Around the turn of the century, the population of Kreischerville began to change as did the employment situation. The Federal Census of 1900 routinely listed "day laborer" as the occupation of many residents, although there were still men who operated small service businesses in the town. As the more limited operation of the brick works after 1899 diminished employment possibilities, more workers traveled to the White dental works and the Atlantic Terra Cotta Works (established 1897) in Tottenville.13 A significant addition to the predominantly German population was the influx of many workers from Hungary and neighboring areas in Central Europe. In 1900 most of the recent Hungarian immigrants in Kreischerville were single men who boarded in the homes of Anton Killian and John Laslacasca on Arthur Kill Road, George Lasco on Androvette Street, and others. Hungarian families soon occupied other types of housing in the village, as well as Nos. 71-73 and the neighboring double houses; the Magyar population and its social institutions would remain a highly visible portion of the population of Kreischerville during the twentieth century.
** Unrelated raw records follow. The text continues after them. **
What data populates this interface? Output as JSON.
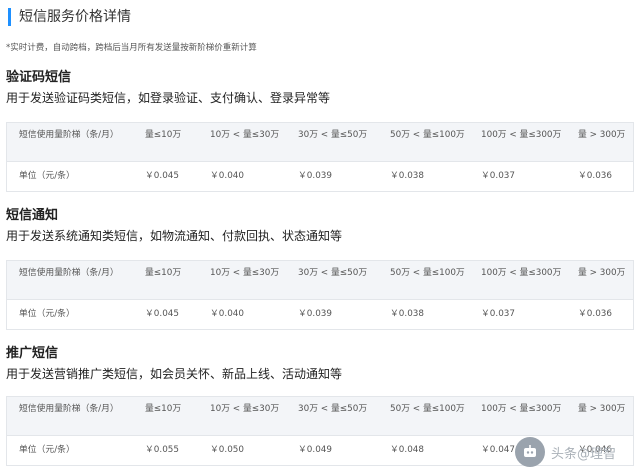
{
  "header": {
    "title": "短信服务价格详情"
  },
  "note": "*实时计费，自动跨档，跨档后当月所有发送量按新阶梯价重新计算",
  "tiers": [
    "短信使用量阶梯（条/月）",
    "量≤10万",
    "10万 < 量≤30万",
    "30万 < 量≤50万",
    "50万 < 量≤100万",
    "100万 < 量≤300万",
    "量 > 300万"
  ],
  "unit_label": "单位（元/条）",
  "sections": [
    {
      "title": "验证码短信",
      "description": "用于发送验证码类短信，如登录验证、支付确认、登录异常等",
      "prices": [
        "￥0.045",
        "￥0.040",
        "￥0.039",
        "￥0.038",
        "￥0.037",
        "￥0.036"
      ]
    },
    {
      "title": "短信通知",
      "description": "用于发送系统通知类短信，如物流通知、付款回执、状态通知等",
      "prices": [
        "￥0.045",
        "￥0.040",
        "￥0.039",
        "￥0.038",
        "￥0.037",
        "￥0.036"
      ]
    },
    {
      "title": "推广短信",
      "description": "用于发送营销推广类短信，如会员关怀、新品上线、活动通知等",
      "prices": [
        "￥0.055",
        "￥0.050",
        "￥0.049",
        "￥0.048",
        "￥0.047",
        "￥0.046"
      ]
    }
  ],
  "watermark": {
    "text": "头条@理智"
  }
}
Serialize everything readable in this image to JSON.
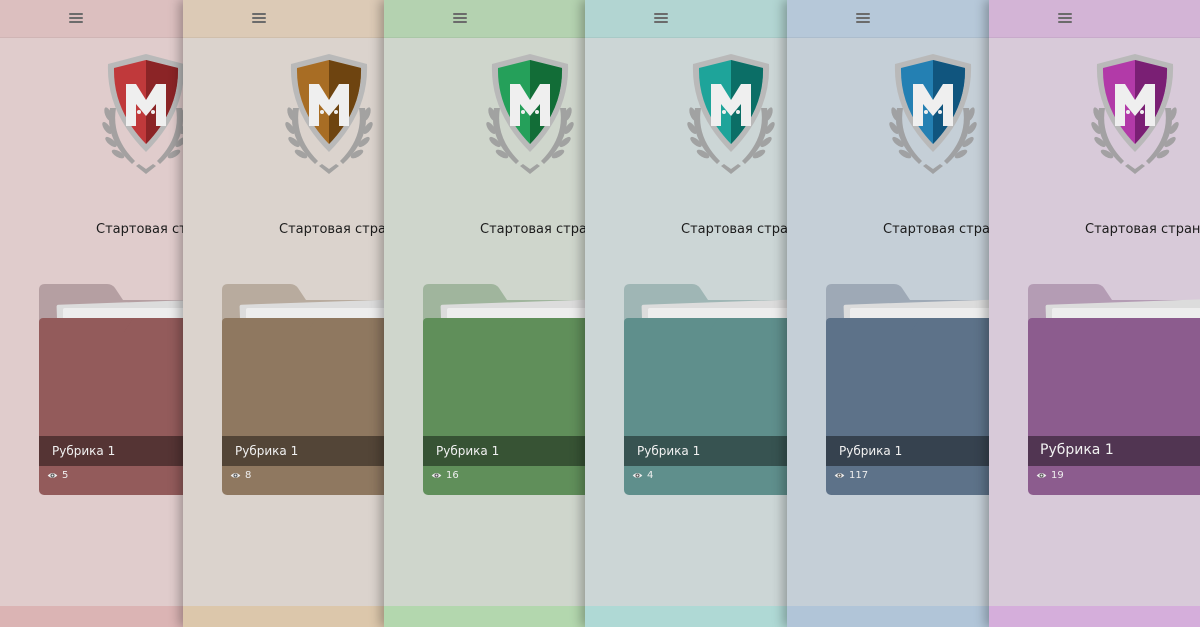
{
  "page": {
    "title": "Стартовая страница",
    "category_label": "Рубрика 1"
  },
  "themes": [
    {
      "name": "red",
      "bg": "#e0cccc",
      "topbar": "#dcbfbf",
      "bottom": "#dbb4b4",
      "shield": "#c0393b",
      "shield_dark": "#8b2426",
      "folder_back": "#b59fa2",
      "folder": "#935b5b",
      "views": "5"
    },
    {
      "name": "brown",
      "bg": "#dbd3cd",
      "topbar": "#dccab6",
      "bottom": "#dcc7ab",
      "shield": "#a86d24",
      "shield_dark": "#6e4410",
      "folder_back": "#b8ab9e",
      "folder": "#8f7860",
      "views": "8"
    },
    {
      "name": "green",
      "bg": "#cfd6cc",
      "topbar": "#b4d2b0",
      "bottom": "#b3d7ae",
      "shield": "#25a05a",
      "shield_dark": "#126d37",
      "folder_back": "#a0b59d",
      "folder": "#608f5a",
      "views": "16"
    },
    {
      "name": "teal",
      "bg": "#ccd6d6",
      "topbar": "#b2d5d2",
      "bottom": "#afd9d5",
      "shield": "#1ea49a",
      "shield_dark": "#0b6e66",
      "folder_back": "#9fb6b5",
      "folder": "#5f8f8c",
      "views": "4"
    },
    {
      "name": "blue",
      "bg": "#c5cfd7",
      "topbar": "#b6c8d9",
      "bottom": "#b1c5d8",
      "shield": "#2480b3",
      "shield_dark": "#10557e",
      "folder_back": "#9ea9b6",
      "folder": "#5d7289",
      "views": "117"
    },
    {
      "name": "purple",
      "bg": "#d8cad9",
      "topbar": "#d3b4d6",
      "bottom": "#d5aedb",
      "shield": "#b23aa8",
      "shield_dark": "#7a1f74",
      "folder_back": "#b49cb4",
      "folder": "#8c5c8e",
      "views": "19"
    }
  ],
  "icons": {
    "menu": "hamburger-menu-icon",
    "views": "eye-icon",
    "logo": "shield-crown-logo"
  }
}
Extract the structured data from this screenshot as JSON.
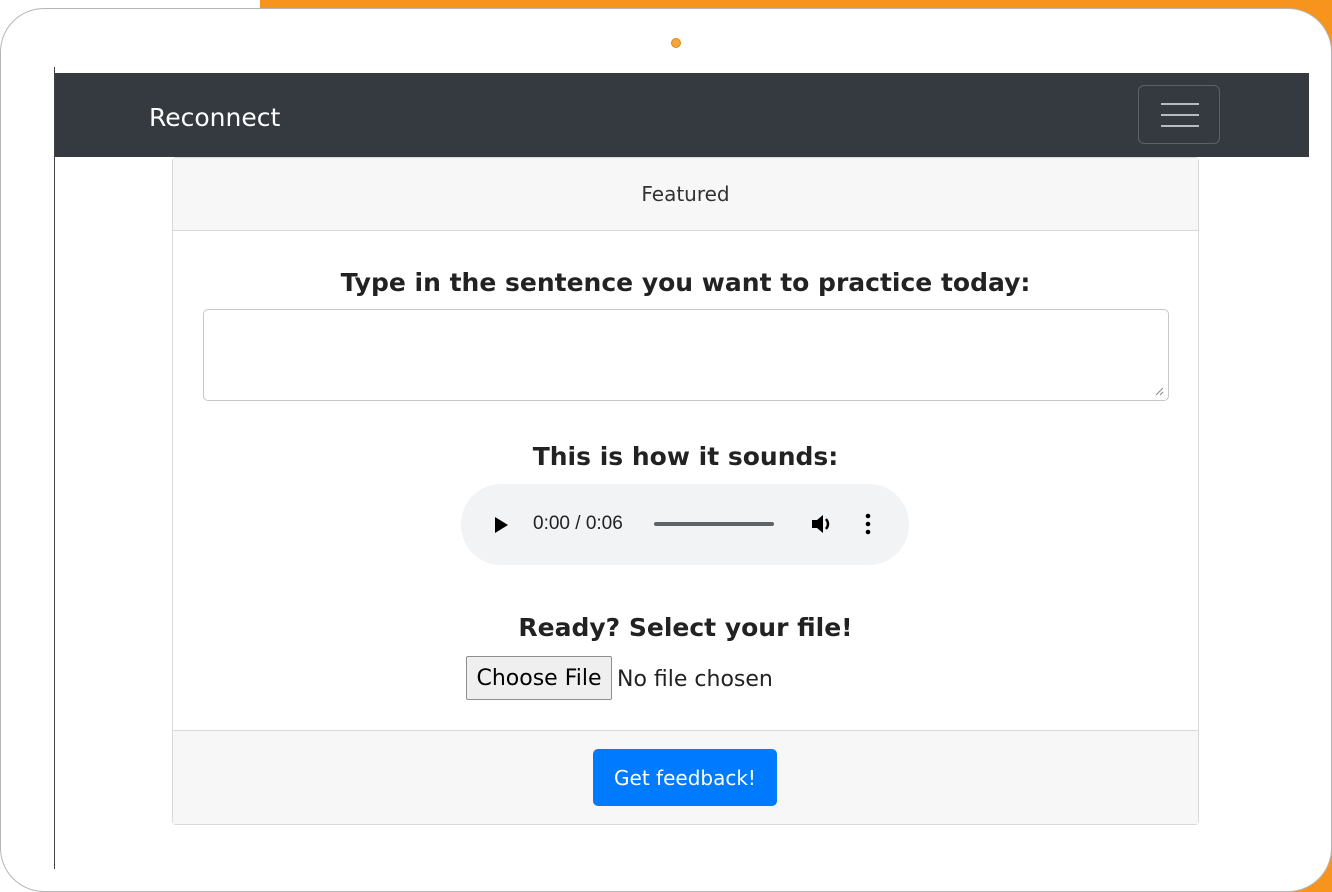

Nos. 71-73 Kreischer Street is a two-story wood-framed double house on a masonry foundation. The nearly flat roof, from which a brick chimney (stuccoed) projects, slopes to the rear of the house. The exterior walls are sheathed in wood shingles.19 A fascia and molding terminate the upper edges of the walls. The Kreischer Street facade (as does the rear facade) has four bays of windows which have one-over-one double-hung sash in plain frames. The entrances to the dwellings are through porches that extend along much of the side facades; the shed-roofed porches are open toward the front, with a square wood post supporting the corner of the roof The rear portions of the porches are enclosed and have a window in the side wall and a door facing the street which is approached by a low stoop. The porch of No. 73 has been widened so that there is room for a window beside the door. The side walls have no window openings at the second story.
A narrow lawn, lined with trees and mail boxes on posts, separates a sidewalk laid in various hues of Kreischer brick from the street. The front and side yards of the structure are edged by a wood picket fence which has gates supported by square posts at the brick walks that lead to the entrances; a perpendicular section of fence divides the front yards. South of Nos. 71-73, a wide gate gives vehicular access to the yard. The structure is located near to the street, leaving much of the rear of the lot free for gardens and outbuildings.
- From the 1994 NYCLPC Landmark Designation Report